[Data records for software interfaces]
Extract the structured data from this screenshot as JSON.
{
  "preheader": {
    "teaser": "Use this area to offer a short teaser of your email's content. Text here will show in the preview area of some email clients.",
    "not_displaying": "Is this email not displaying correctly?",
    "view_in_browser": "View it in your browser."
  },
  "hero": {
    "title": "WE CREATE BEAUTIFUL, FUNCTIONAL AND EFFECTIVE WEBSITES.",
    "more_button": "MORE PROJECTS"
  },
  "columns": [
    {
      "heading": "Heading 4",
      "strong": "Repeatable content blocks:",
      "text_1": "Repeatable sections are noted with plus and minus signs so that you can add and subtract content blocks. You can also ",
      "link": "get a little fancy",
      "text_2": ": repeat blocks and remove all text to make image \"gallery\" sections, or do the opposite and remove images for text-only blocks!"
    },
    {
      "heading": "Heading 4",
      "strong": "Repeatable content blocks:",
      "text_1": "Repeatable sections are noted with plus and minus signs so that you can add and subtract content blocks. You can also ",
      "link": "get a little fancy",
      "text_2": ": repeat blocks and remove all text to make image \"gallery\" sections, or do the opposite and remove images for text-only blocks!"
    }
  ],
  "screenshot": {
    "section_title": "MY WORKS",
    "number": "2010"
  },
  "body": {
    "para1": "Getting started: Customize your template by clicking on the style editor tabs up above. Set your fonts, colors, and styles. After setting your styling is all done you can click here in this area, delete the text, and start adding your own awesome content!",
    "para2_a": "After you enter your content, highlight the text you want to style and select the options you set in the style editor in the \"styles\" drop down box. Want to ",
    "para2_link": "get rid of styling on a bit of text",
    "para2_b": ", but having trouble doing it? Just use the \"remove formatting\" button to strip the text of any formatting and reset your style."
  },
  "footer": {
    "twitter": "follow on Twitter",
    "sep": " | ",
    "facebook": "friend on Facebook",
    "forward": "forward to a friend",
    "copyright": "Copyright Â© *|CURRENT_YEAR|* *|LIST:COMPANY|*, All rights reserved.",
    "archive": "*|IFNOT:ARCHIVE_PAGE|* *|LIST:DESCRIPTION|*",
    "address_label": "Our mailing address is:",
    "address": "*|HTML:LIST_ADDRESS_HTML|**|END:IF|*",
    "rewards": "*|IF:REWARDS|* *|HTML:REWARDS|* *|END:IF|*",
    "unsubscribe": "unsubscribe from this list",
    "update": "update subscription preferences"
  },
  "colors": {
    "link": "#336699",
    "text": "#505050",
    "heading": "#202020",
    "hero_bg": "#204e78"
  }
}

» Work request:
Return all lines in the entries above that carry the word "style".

» Your solution:
    "para1": "Getting started: Customize your template by clicking on the style editor tabs up above. Set your fonts, colors, and styles. After setting your styling is all done you can click here in this area, delete the text, and start adding your own awesome content!",
    "para2_a": "After you enter your content, highlight the text you want to style and select the options you set in the style editor in the \"styles\" drop down box. Want to ",
    "para2_b": ", but having trouble doing it? Just use the \"remove formatting\" button to strip the text of any formatting and reset your style."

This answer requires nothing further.